I need to clarify this at least now!!!

I haven't been blogging for quite some time now. I was busy with my MS applications. Something has been building up inside me for a few days now and I just had to write it down. I did that today afternoon and thus this post. Probably after this post I may once again go into blog hibernation, at least till mid January. Anyways, enjoy reading and post your comments.


People have asked me, many times over, why am I a fan of Australia? They have asked me, when India plays Australia, who do I support? My answer, "Australia at times; India at times", stumps many and there are people who have called me unpatriotic. But honestly, I don't think so.

More than the fact that they win matches and have been a champion team for so long, the reason I like Australia is their sports system, not just cricket but any sport you want to play. Being a sportsman is not looked at as a silly ambition for a kid and the administration handling sporting talent is to a reasonable extent dedicated to that cause. Too much politics does not come into the picture. People like Gill (in Indian Hockey) are nowhere to be seen. And it is that trust in the sporting system that makes me support the nation's sporting endeavours, even outside cricket.

Coming to cricket, since the topic is hot now, given Gilly's contoversial autobiography and the current India Australia series, I don't expect Australia to win every series, every World Cup. I actually want Australia to lose the Nagpur Test and be humiliated in the Border-Gavaskar Trophy 2008 with a 2-nil drubbing.

Because, now is a transition phase of Australian cricket. After a string of retirements, every team is unsettled and unbalanced and has to go for a phase of exprimentation for a couple of years or more, to regain that same composed and confident outlook in their team composition. What was happening for the last two series or so was that even with second string (compared to the erstwhile Oz outfit), experimental outfits they were winning matches, just because the opposition had an inherent fear of Australia and not completely on their on merit. Such a situation would lead to a complacent nature where-in you tend to believe you can win without working too hard, and Oz were in danger of tipping over. Well, till now anyway. Now there's India to humiliate them, to make them realise they need to keep experimenting.

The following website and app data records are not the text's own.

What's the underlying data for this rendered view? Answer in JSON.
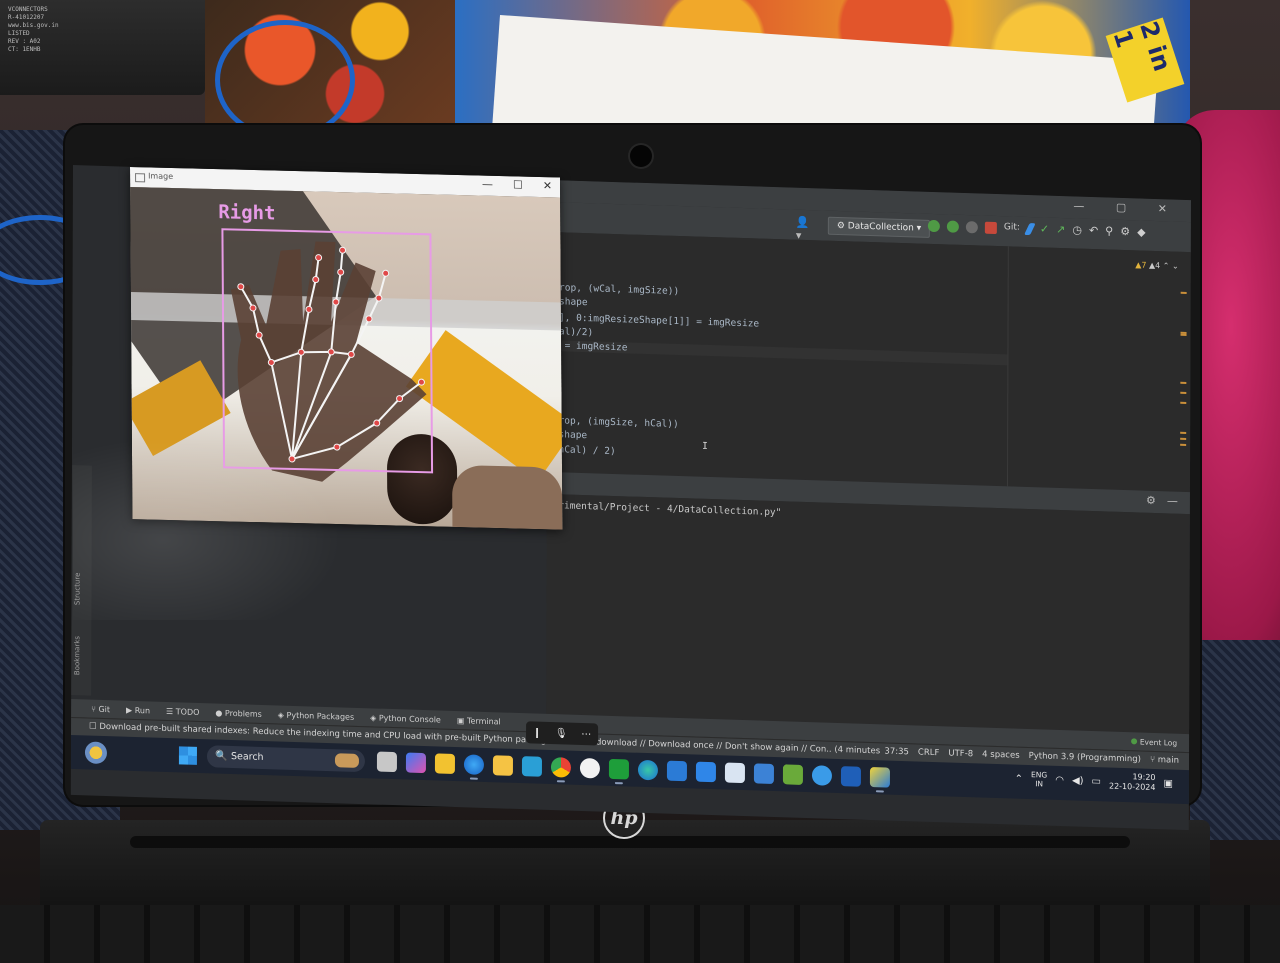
{
  "adapter": {
    "lines": [
      "VCONNECTORS",
      "R-41012207",
      "www.bis.gov.in",
      "LISTED",
      "REV : A02",
      "CT: 1ENHB"
    ]
  },
  "book": {
    "label": "2 in 1"
  },
  "image_window": {
    "title": "Image",
    "hand_label": "Right",
    "controls": {
      "minimize": "—",
      "maximize": "☐",
      "close": "✕"
    }
  },
  "ide": {
    "run_config": "DataCollection",
    "inspection": {
      "warnings": "▲7",
      "weak": "▲4"
    },
    "code_lines": [
      "gCrop, (wCal, imgSize))",
      "e.shape",
      "[0], 0:imgResizeShape[1]] = imgResize",
      "wCal)/2)",
      "p] = imgResize",
      "",
      "",
      "",
      "",
      "gCrop, (imgSize, hCal))",
      "e.shape",
      "- hCal) / 2)"
    ],
    "run_output": "perimental/Project - 4/DataCollection.py\"",
    "side_tabs": [
      "Structure",
      "Bookmarks"
    ],
    "tool_tabs": [
      "Git",
      "Run",
      "TODO",
      "Problems",
      "Python Packages",
      "Python Console",
      "Terminal"
    ],
    "status_message": "Download pre-built shared indexes: Reduce the indexing time and CPU load with pre-built Python packages shared",
    "status_message_tail": "download // Download once // Don't show again // Con.. (4 minutes",
    "event_log": "Event Log",
    "status_right": [
      "37:35",
      "CRLF",
      "UTF-8",
      "4 spaces",
      "Python 3.9 (Programming)",
      "main"
    ]
  },
  "taskbar": {
    "search_label": "Search",
    "lang_top": "ENG",
    "lang_bottom": "IN",
    "time": "19:20",
    "date": "22-10-2024"
  },
  "brand": "hp"
}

It was such experimentation that gave them Geoff Marsh, Mark Taylor, Glenn Mc Grath, the Waugh brothers and the list goes on. To find champions you have to be bold enough to take risks. And you don't do that if there is no team out there challenging your supremacy. Every team has to go through such experimentation at some stage or another and many have succeeded. The only thing is that in the Australian system of sporting there is a greater guarantee that this phase of trial and error will not last forever.

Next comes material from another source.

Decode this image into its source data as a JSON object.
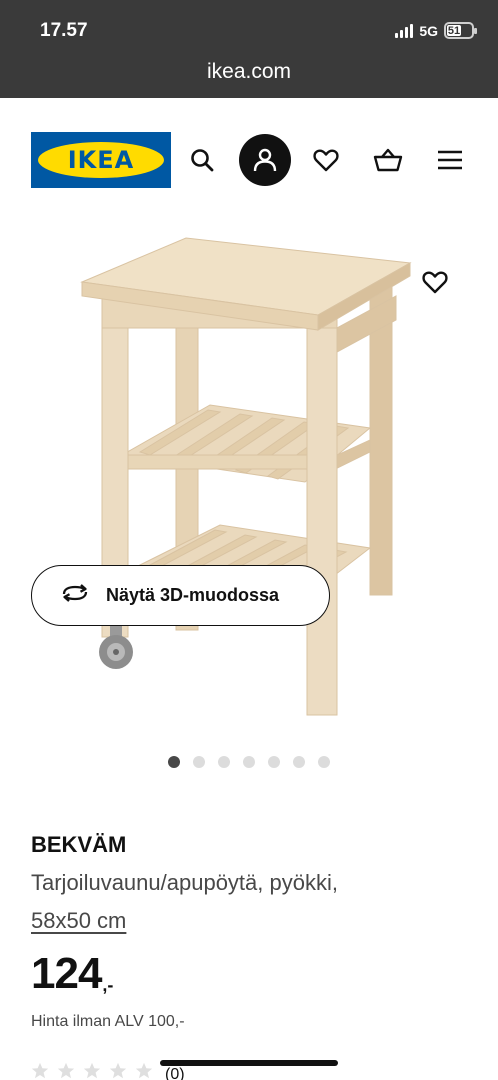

It may not be the perfect system. They might not be able to get out of the current rut. But there is still a greater probability that things will work out just fine compared to the other alternative sports system, the one rooted in romanticism and though it has been successful in bringing out a few exceptional greats, plenty of heartbreaks have also gone unnoticed.

Yes, I am talking about India. India, the land of stories. We Indians love drama and when sportsmen rise from obscurity, challenging the environment around them, we adore them. Where was Dhoni five years back and where is he now? That's the most recent example of India's success in producing champions in a manner that Shakespeare would love to indulge upon. The only problem is that for a youngster dreaming of something other than cricket, heartbreak is what he more often sees. And for even those who dream about cricket, sometimes, societal pressure (and the insistence on an engineering education and IT jobs) tend to flush these dreams down the drain.

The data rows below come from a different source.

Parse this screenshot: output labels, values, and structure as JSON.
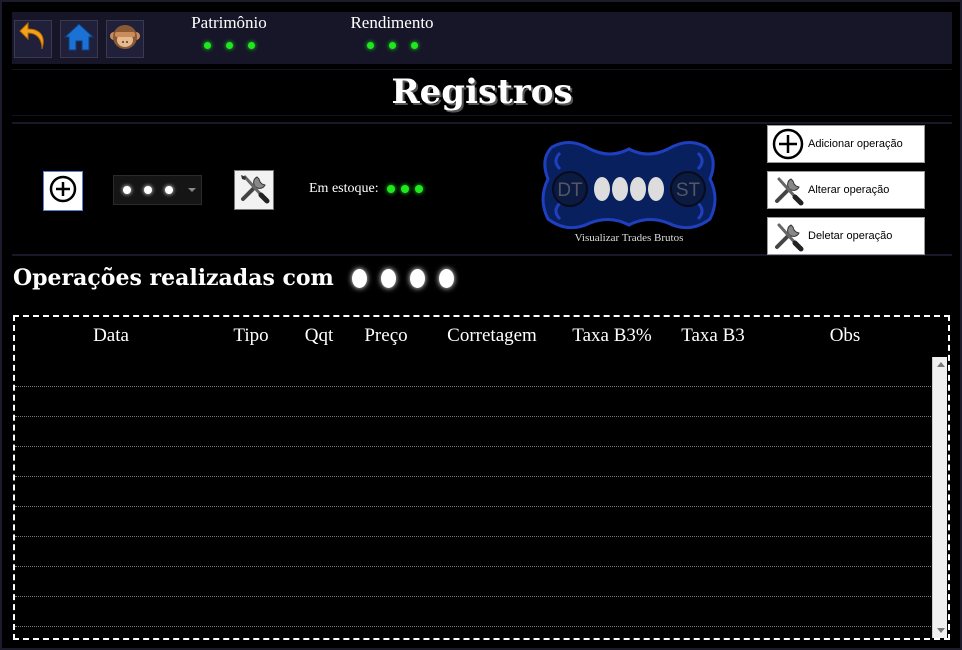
{
  "header": {
    "stats": [
      {
        "label": "Patrimônio"
      },
      {
        "label": "Rendimento"
      }
    ],
    "nav": [
      "back-arrow-icon",
      "home-icon",
      "monkey-icon"
    ]
  },
  "page": {
    "title": "Registros"
  },
  "controls": {
    "stock_label": "Em estoque:",
    "trades_caption": "Visualizar Trades Brutos",
    "trades_badge_left": "DT",
    "trades_badge_right": "ST",
    "buttons": {
      "add": "Adicionar operação",
      "edit": "Alterar operação",
      "delete": "Deletar operação"
    }
  },
  "section": {
    "title": "Operações realizadas com"
  },
  "table": {
    "columns": [
      "Data",
      "Tipo",
      "Qqt",
      "Preço",
      "Corretagem",
      "Taxa B3%",
      "Taxa B3",
      "Obs"
    ],
    "rows": [
      "",
      "",
      "",
      "",
      "",
      "",
      "",
      "",
      ""
    ]
  },
  "colors": {
    "accent_green": "#1fe81f",
    "panel": "#161628",
    "ornament_blue": "#1f3fbf"
  }
}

The method may keep succeeding, for it is rooted in human emotion and not rules and bylaws. This gives the people an uncanny power to dream, challenge all odds and when they come out successful, they will be people who can handle any kind of pressure that professional sport puts on them. Well, those who are baby fed tend to become whiners. But, I still think any youngster, hoping to make it big, would love to be groomed in Australia, for, hard work though it may be, societal pressure is one thing they wouldn't have to worry about. That is why I want the sports administration in India to develop into a suitable mix of the two systems and when it does, when it retains its charm but still becomes more dependable, then there's no team I would cheer for, irrespective of sport, but INDIA. So strictly speaking as of now, I want Australia to win at times, sometimes even against India, so that I can retain the belief that their system is successful, and I want India to win at times, so that I can enjoy the charm the rise of a sportstar here offers. How can that dream be unpatriotic?